That's part of the fun of building stuff myself; solving problems like that. Building it for the long-term, I both glued and screwed the braces.  Screwing the braces into the frames was some work, but I won't bore you with the details.

BTW, the picture below looks like there are X braces, but that is just 2 of them stacked together.  Each frame has one brace.  That is sufficient.
The mower and cart were good for hauling the parts.  Here it all is onsite.
Then I stuck the posts in the holes I had dug.  It gave me a visual on the size. 
The first requirement was to establish a corner.  It was harder than I expected.  I had measured carefully, but nothing goes according to plan.  I forgot the posts were on the INSIDE of the frame, so I had the holes 4" too far apart.  I had drawn it all on graph paper, but the scale was too small for me to notice the difference of 4".

I'm used to adjustments.  "Design in concept, build in reality".  So I made the post holes larger in the direction of the error.
With my trusty 4' level and some bricks for spacers, I got the first post level, and then attached a back and a side with countersunk screws.  Seriously, if I'm going through all this effort, I might as well do it right.  Pilot holes and countersunk holes for the screw heads prevents splitting the wood.  5 minutes of extra work means years of more solid posts.
I filled the holes around the posts with the clay soil, soaked it, and tamped the clay down around the posts.  When that dries, it will be as good as concrete.

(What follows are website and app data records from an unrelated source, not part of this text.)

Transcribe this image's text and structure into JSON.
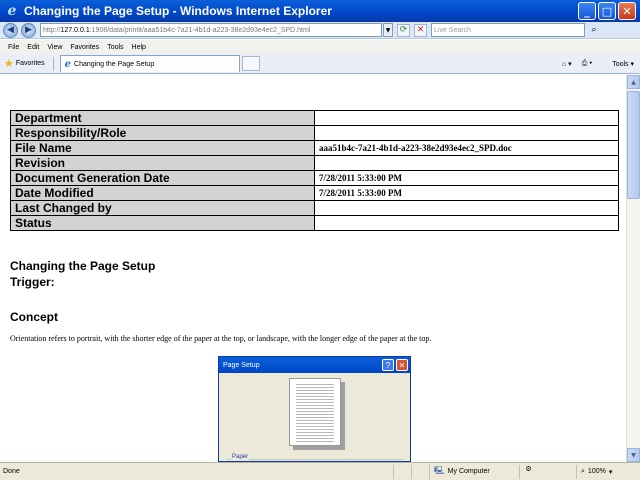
{
  "window": {
    "title": "Changing the Page Setup - Windows Internet Explorer"
  },
  "address": {
    "prefix": "http://",
    "host": "127.0.0.1",
    "rest": ":1908/data/printit/aaa51b4c-7a21-4b1d-a223-38e2d93e4ec2_SPD.html"
  },
  "search": {
    "placeholder": "Live Search"
  },
  "menu": [
    "File",
    "Edit",
    "View",
    "Favorites",
    "Tools",
    "Help"
  ],
  "tabs": {
    "favorites": "Favorites",
    "active_tab": "Changing the Page Setup",
    "tools": "Tools"
  },
  "meta_table": [
    {
      "key": "Department",
      "value": ""
    },
    {
      "key": "Responsibility/Role",
      "value": ""
    },
    {
      "key": "File Name",
      "value": "aaa51b4c-7a21-4b1d-a223-38e2d93e4ec2_SPD.doc"
    },
    {
      "key": "Revision",
      "value": ""
    },
    {
      "key": "Document Generation Date",
      "value": "7/28/2011 5:33:00 PM"
    },
    {
      "key": "Date Modified",
      "value": "7/28/2011 5:33:00 PM"
    },
    {
      "key": "Last Changed by",
      "value": ""
    },
    {
      "key": "Status",
      "value": ""
    }
  ],
  "doc": {
    "title": "Changing the Page Setup",
    "trigger": "Trigger:",
    "concept_heading": "Concept",
    "concept_text": "Orientation refers to portrait, with the shorter edge of the paper at the top, or landscape, with the longer edge of the paper at the top."
  },
  "dialog": {
    "title": "Page Setup",
    "help": "?",
    "close": "✕",
    "paper_label": "Paper"
  },
  "status": {
    "text": "Done",
    "zone": "My Computer",
    "zoom": "100%"
  }
}
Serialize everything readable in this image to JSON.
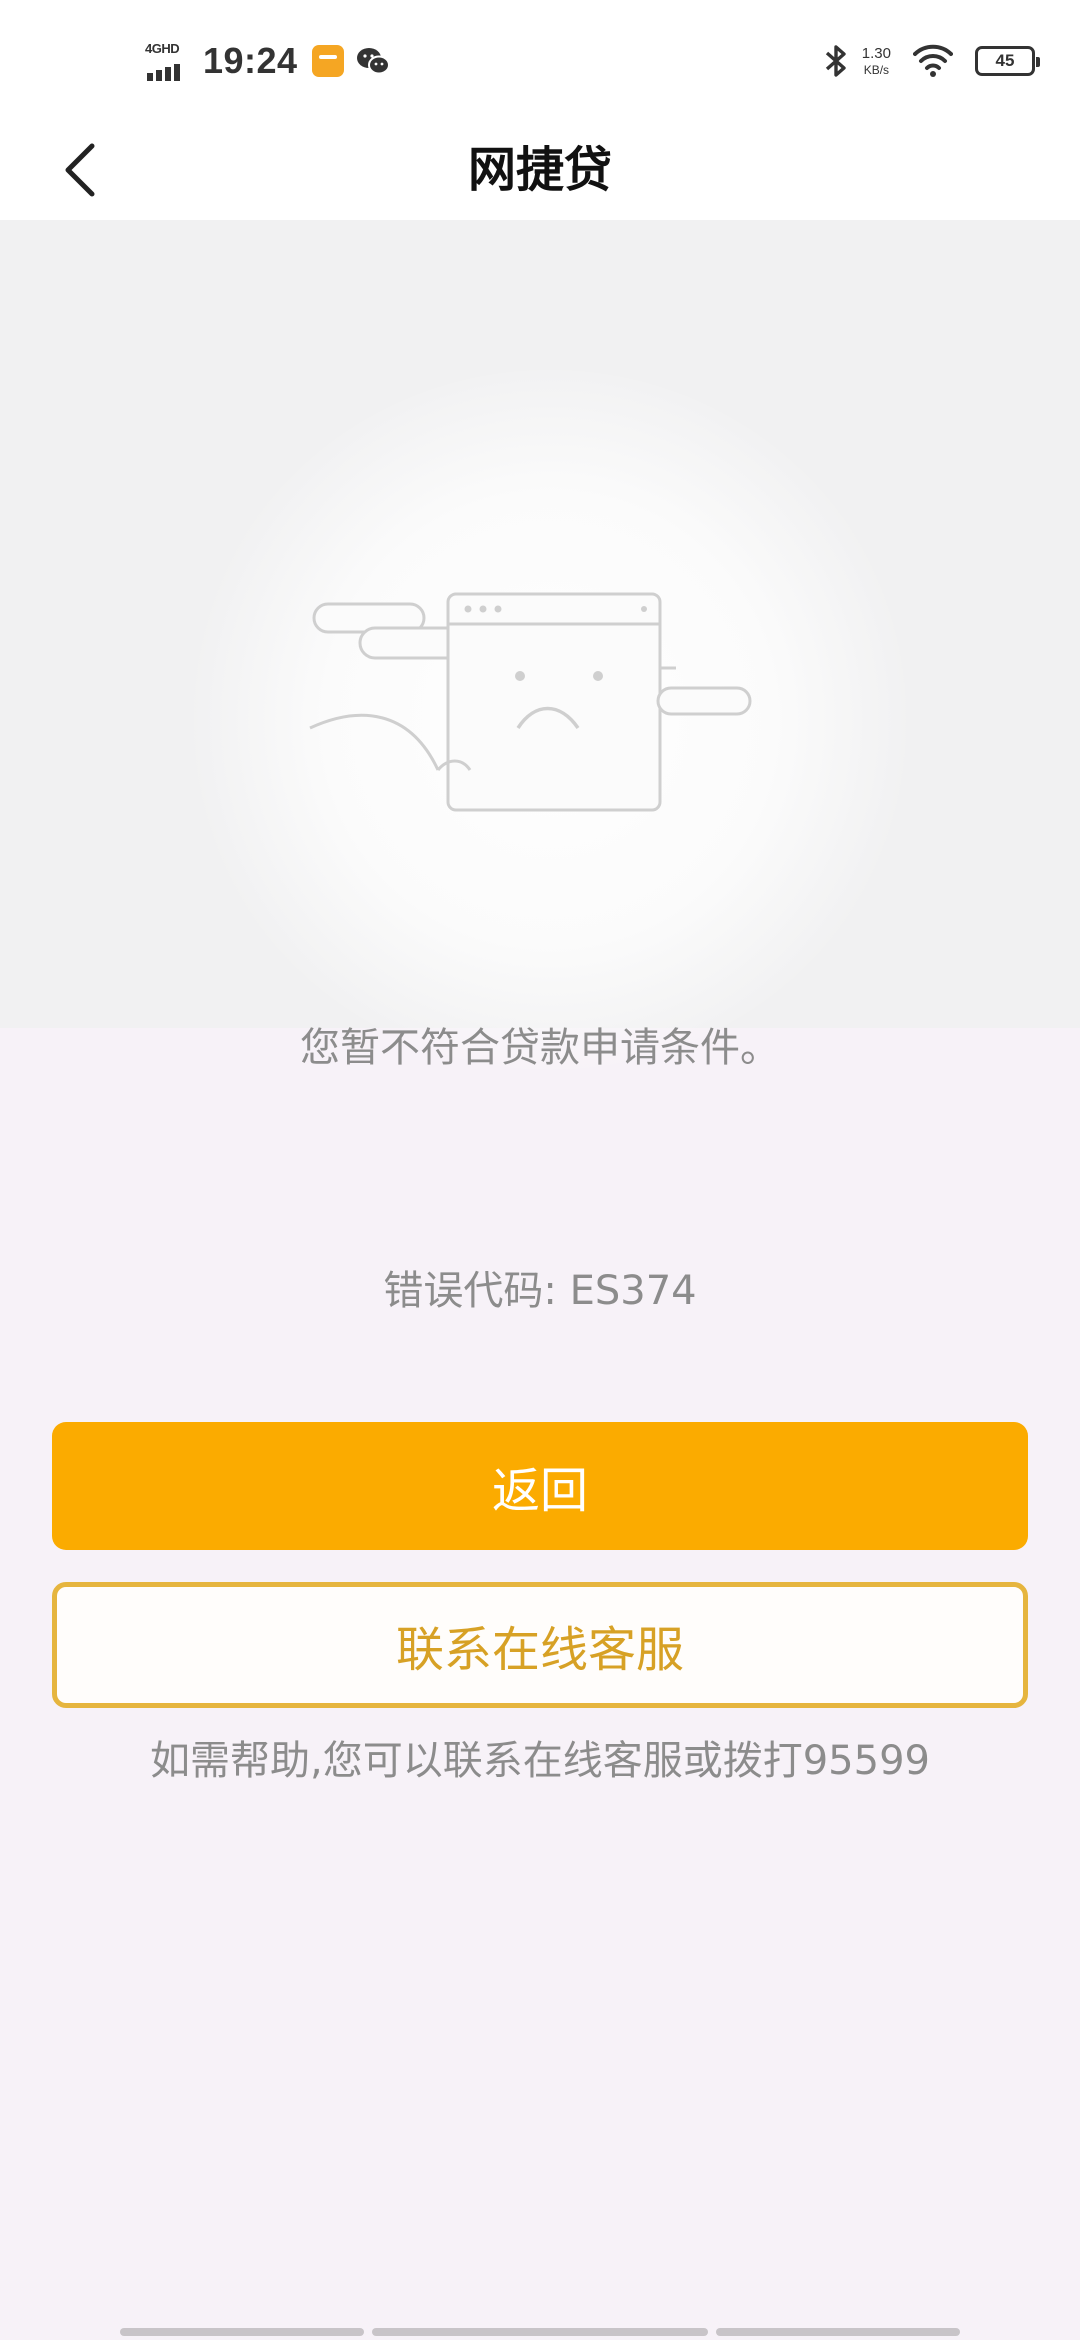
{
  "status_bar": {
    "network_type": "4GHD",
    "time": "19:24",
    "speed_value": "1.30",
    "speed_unit": "KB/s",
    "battery_level": "45",
    "icons": [
      "signal-icon",
      "app-notification-icon",
      "wechat-icon",
      "bluetooth-icon",
      "wifi-icon",
      "battery-icon"
    ]
  },
  "header": {
    "title": "网捷贷",
    "back_icon": "chevron-left-icon"
  },
  "main": {
    "illustration": "sad-window-icon",
    "message": "您暂不符合贷款申请条件。",
    "error_code": "错误代码: ES374",
    "primary_button_label": "返回",
    "secondary_button_label": "联系在线客服",
    "help_text": "如需帮助,您可以联系在线客服或拨打95599"
  },
  "colors": {
    "accent": "#fbab00",
    "secondary_border": "#e6b53e",
    "secondary_text": "#d7a125",
    "muted_text": "#8c8c8c",
    "background": "#f7f2f8"
  }
}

The important part was to get the first corner post and 2 frames attached level and squared in all directions.  From that, all the other posts will be easier.  That board on top is temporarily screwed on to hold the posts and sides in place while the clay dries.

It may rain tomorrow, so I don't know if I can do much there tomorrow.  That's OK, I have other work to do.  My "To Do" list is way too long...

1 comment:

Megan said...

Lookin' good Mark.

Sydney, Australia